Our veterans of the Great War Written by Derek Taylor
Leading the community during the war was a new Chief Rabbi, Joseph Herman Hertz. It was a busy four years. To begin with, he had to get the refugees from Russia to fight for an alliance which included the hated czar.
To show solidarity, he went to France and toured the trenches with the commander-in-chief. Hertz controversially stated that he recognised Cohanim shouldn’t be near a dead body but, in a war, they were not excused military service. A leading Zionist when ministering in South Africa, Hertz found the British Foreign Office considered Zionism a branch of the German Foreign Office – well, it was based in Berlin.
Lobbying for the Balfour Declaration, Hertz wrote to The Times to contradict the views of the heads of the two most powerful Jewish organisations. Where the Board of Deputies and the Anglo-Jewish Association had said Jews didn’t want a national home, Hertz said they did. The government took his word for it.
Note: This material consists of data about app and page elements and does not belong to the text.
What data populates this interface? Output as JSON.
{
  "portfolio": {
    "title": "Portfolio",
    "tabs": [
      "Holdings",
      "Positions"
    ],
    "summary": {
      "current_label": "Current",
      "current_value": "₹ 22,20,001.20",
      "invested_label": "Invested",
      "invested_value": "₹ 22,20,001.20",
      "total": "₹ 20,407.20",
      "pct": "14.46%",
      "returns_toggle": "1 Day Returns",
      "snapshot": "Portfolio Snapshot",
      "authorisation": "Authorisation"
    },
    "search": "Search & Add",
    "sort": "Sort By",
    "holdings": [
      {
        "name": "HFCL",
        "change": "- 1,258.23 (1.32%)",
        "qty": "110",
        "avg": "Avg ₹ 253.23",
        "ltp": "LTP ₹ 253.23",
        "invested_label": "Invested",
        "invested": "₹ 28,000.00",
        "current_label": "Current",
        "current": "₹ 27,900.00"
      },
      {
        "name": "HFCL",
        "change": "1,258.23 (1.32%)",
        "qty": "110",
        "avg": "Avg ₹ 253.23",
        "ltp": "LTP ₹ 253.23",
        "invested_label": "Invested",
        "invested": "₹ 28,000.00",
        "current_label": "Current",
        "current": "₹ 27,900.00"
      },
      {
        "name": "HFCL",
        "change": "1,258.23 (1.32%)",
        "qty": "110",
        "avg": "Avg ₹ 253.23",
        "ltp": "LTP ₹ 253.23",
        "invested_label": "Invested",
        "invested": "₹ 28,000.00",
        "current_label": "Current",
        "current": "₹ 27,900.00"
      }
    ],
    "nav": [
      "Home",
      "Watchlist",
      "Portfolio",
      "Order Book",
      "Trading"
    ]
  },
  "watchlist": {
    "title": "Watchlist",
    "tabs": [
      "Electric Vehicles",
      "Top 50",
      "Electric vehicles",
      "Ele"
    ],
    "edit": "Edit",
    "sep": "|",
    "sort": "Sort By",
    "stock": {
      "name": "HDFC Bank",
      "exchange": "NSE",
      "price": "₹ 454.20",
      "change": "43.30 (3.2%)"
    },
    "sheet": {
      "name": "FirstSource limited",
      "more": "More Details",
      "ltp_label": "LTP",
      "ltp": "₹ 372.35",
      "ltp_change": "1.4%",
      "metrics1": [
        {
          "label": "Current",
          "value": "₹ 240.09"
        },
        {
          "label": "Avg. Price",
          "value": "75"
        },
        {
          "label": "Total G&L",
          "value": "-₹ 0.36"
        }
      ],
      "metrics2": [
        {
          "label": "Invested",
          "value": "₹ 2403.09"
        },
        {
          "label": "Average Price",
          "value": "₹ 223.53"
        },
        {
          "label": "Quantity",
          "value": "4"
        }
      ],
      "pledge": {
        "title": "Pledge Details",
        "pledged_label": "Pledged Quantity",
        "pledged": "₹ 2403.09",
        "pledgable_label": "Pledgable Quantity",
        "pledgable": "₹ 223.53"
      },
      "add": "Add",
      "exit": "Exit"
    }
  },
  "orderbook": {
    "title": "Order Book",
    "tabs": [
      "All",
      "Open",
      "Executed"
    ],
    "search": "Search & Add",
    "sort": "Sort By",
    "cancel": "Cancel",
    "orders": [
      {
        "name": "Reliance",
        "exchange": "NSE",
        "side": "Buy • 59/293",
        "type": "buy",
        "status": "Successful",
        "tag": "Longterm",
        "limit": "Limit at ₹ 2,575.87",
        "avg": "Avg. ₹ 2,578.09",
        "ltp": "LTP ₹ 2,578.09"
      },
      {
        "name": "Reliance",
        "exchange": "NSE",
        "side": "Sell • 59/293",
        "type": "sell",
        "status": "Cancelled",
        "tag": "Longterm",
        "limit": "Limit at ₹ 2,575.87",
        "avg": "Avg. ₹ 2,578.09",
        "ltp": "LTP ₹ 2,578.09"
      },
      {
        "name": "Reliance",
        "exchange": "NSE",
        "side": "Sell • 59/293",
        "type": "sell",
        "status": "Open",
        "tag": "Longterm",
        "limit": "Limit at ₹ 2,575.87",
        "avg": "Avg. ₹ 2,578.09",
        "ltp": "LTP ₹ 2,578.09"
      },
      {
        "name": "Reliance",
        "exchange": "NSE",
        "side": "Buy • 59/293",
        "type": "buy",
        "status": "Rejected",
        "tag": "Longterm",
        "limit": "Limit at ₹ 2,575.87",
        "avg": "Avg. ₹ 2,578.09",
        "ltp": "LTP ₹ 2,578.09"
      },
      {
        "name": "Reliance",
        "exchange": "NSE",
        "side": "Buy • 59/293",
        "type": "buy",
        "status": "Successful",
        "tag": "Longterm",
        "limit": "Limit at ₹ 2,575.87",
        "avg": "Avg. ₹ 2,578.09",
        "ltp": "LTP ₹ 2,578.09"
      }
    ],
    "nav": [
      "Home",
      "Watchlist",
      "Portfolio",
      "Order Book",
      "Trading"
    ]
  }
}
Hertz also wrote a book to comfort fighting men facing death. The Book of Jewish Thoughts sold nearly half a million copies over the next 30 years.